Five people were named as plaintiffs in the lawsuit against PacifiCorp of Oregon, which provides electricity to residents in Siskiyou County.
The fire also has torched some 60,392 acres, according to the U.S. Forest Service.
Kaitlyn Webb, a spokeswoman for the McKinney Fire, said Tuesday the cause of the fire was still under investigation.
The suit was filed by Singleton Schreiber, a San Diego law firm that has represented wildfire victims in numerous lawsuits around the state.
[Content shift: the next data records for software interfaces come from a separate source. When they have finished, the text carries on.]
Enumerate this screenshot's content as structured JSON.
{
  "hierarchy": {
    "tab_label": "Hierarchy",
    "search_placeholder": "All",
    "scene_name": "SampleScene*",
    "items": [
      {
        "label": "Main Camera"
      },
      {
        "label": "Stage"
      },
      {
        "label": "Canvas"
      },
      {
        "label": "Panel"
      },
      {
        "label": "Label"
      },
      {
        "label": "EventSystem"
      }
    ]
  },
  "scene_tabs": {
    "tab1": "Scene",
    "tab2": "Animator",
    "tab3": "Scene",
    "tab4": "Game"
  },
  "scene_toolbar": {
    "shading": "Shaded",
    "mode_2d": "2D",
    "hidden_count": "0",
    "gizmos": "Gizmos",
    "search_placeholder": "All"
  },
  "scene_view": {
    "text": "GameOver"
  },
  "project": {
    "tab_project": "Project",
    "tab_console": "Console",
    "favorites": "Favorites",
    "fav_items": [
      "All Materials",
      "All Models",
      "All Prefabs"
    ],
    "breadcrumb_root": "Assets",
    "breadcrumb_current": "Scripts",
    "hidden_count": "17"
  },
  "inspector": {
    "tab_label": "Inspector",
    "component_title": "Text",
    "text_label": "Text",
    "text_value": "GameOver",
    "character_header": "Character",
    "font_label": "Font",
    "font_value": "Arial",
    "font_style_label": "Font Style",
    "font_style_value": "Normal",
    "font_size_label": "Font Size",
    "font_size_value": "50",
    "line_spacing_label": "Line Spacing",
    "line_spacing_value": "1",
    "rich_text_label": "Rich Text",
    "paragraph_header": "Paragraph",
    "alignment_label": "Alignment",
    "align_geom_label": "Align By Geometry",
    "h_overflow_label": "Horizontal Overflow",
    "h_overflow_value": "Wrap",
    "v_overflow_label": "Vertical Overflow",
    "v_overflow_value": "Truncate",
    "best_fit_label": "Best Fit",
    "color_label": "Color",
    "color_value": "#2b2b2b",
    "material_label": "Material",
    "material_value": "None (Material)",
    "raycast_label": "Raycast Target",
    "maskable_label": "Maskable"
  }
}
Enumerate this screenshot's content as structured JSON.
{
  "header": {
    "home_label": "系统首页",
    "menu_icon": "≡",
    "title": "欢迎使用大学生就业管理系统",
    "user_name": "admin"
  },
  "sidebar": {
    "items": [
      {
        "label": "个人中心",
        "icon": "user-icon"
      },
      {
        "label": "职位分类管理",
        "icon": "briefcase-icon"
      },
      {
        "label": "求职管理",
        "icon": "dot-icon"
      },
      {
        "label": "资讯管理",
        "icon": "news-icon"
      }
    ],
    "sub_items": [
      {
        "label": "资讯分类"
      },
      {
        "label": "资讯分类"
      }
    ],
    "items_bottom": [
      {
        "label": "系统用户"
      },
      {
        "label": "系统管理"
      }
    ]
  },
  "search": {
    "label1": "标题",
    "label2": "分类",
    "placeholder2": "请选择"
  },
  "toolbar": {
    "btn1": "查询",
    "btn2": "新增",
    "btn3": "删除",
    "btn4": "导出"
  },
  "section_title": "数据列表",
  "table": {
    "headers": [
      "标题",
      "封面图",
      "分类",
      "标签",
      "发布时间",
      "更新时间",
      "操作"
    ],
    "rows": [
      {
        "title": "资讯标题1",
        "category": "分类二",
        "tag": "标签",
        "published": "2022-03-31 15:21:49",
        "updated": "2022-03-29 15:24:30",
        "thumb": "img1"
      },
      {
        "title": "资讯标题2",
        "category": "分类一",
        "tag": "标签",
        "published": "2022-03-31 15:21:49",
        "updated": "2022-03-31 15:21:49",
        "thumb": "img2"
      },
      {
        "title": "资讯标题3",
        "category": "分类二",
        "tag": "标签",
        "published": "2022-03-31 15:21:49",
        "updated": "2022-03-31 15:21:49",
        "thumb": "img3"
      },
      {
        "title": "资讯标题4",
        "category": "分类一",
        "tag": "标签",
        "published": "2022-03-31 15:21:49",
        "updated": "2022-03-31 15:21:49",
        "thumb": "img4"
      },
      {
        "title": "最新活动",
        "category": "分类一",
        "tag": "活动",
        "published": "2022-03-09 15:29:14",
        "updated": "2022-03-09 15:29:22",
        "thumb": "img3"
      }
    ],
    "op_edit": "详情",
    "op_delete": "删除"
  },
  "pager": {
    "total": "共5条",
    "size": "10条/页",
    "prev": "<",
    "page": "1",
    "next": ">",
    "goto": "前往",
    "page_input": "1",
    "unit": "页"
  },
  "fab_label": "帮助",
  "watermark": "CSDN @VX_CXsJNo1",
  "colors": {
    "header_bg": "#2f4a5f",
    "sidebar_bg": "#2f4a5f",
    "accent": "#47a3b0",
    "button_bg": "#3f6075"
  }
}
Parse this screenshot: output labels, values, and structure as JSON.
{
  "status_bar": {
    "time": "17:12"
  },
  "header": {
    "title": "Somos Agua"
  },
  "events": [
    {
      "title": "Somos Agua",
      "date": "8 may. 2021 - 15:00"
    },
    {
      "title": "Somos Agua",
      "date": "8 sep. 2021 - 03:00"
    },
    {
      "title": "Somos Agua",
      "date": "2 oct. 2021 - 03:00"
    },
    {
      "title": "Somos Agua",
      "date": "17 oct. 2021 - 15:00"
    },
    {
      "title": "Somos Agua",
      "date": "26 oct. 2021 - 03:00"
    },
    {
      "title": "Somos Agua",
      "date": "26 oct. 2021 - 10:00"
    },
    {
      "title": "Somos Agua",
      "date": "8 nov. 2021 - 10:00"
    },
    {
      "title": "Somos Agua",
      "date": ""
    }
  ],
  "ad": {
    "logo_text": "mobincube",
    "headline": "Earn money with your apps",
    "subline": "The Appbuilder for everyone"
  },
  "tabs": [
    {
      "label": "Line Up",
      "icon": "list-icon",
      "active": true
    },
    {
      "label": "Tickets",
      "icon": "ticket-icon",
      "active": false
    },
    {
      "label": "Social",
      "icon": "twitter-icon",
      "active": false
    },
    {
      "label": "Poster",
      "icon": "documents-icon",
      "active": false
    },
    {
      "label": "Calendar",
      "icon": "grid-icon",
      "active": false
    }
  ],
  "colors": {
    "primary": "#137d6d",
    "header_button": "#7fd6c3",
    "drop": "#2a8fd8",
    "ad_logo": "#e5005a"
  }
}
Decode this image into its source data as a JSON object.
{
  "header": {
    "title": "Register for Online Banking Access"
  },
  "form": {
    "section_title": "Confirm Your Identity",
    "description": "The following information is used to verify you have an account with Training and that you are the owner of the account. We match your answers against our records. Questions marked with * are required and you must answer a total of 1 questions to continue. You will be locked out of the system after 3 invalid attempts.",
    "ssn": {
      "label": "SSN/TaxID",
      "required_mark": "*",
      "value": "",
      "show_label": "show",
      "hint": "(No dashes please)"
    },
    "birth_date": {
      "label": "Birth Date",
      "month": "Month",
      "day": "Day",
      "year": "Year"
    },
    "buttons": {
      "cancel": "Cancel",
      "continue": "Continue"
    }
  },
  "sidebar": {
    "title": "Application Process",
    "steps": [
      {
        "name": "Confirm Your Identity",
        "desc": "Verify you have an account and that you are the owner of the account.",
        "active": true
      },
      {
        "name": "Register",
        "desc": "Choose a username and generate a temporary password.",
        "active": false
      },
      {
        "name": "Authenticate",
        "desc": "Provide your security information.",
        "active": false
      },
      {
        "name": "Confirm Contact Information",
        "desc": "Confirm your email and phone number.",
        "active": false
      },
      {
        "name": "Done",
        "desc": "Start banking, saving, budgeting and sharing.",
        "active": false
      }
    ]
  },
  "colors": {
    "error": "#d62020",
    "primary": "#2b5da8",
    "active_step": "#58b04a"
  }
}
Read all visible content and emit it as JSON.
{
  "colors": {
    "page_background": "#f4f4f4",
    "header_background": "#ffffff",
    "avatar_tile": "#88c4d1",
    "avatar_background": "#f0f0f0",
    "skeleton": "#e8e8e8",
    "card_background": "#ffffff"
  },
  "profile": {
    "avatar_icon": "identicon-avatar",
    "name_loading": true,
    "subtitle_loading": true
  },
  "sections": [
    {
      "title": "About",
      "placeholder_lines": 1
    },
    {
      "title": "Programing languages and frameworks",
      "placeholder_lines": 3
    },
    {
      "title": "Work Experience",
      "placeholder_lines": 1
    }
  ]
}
Many of those fires were started by electric utilities.
"The suit claims PacifiCorp is responsible for the deaths of the plaintiffs’ loved ones, property damage (including cherished possessions), serious out-of-pocket expenses for those impacted by the fires, evacuation expenses, medical bills, loss of business income, and much more. All of this as the result of the utility’s negligence," according to a press release from the law firm.
The suit lists Beverly U. Bridges, Amelia Anderson, Robert V. Cloyd, Shawn Kazen and Michael Nowdesha as plaintiffs. The filing says they are residents or business owners in Siskiyou County.
The McKinney Fire started July 29 in the area of Highway 96 and McKinney Creek Road, where PacifiCorp has a transmission line, the suit says.
Gerald Singleton, one of the attorneys handling the case, said his firm cannot say definitively the utility started the fire, but said the evidence points to the company's equipment as the culprit.
He said the law firm has evidence it believes shows probable cause PacifiCorp's equipment started the fire.
The blaze started under power lines and the company filed paperwork with the California Public Utilities Commission shortly after the fire started indicating there was an event related to its equipment at about the time the fire started, Singleton said.
PacifiCorp is the electrical provider in the area where the McKinney Fire ignited, and PacifiCorp owns and operates a transmission line that runs near Highway 96 and McKinney Creek Road, in Siskiyou County, California, in the very same location as the ignition point of the McKinney Fire.
“To date, four people have lost their lives in a fire that was entirely avoidable,” said Singleton said in a separate news release. “Every fire season, California is overrun by deaths, injuries, financial disasters, charred homes and ruined lives as a result of utilities such as PacifiCorp putting profits over safety. This is the second time in the last two years that PacifiCorp has started a fire that killed citizens of Siskiyou County.”
“The people who lived in the area in and around the McKinney Fire had their lives changed forever, PacifiCorp owes it to them to make this right,” said attorney Christopher R. Rodriguez. “This lawsuit cannot bring back loved ones, but it can hold this utility accountable for its own failure to meet basic safety standards.”
Tom Gauntt, a spokesman for PacifiCorp, said he could not comment on the lawsuit or the allegation that the company's equipment caused the fire.
The lawsuit alleges that PacifiCorp did not properly inspect or maintainits electrical equipment and that the company did not maintain an appropriate clearance area between the electrical equipment in its utility infrastructure and surrounding vegetation.
Damon Arthur is the Record Searchlight’s resources and environment reporter. He is part of a team of journalists who investigate wrongdoing and find the unheard voices to tell the stories of the North State. He welcomes story tips at 530-338-8834 by email at email@example.com and on Twitter at @damonarthur_RS. Help local journalism thrive by subscribing today!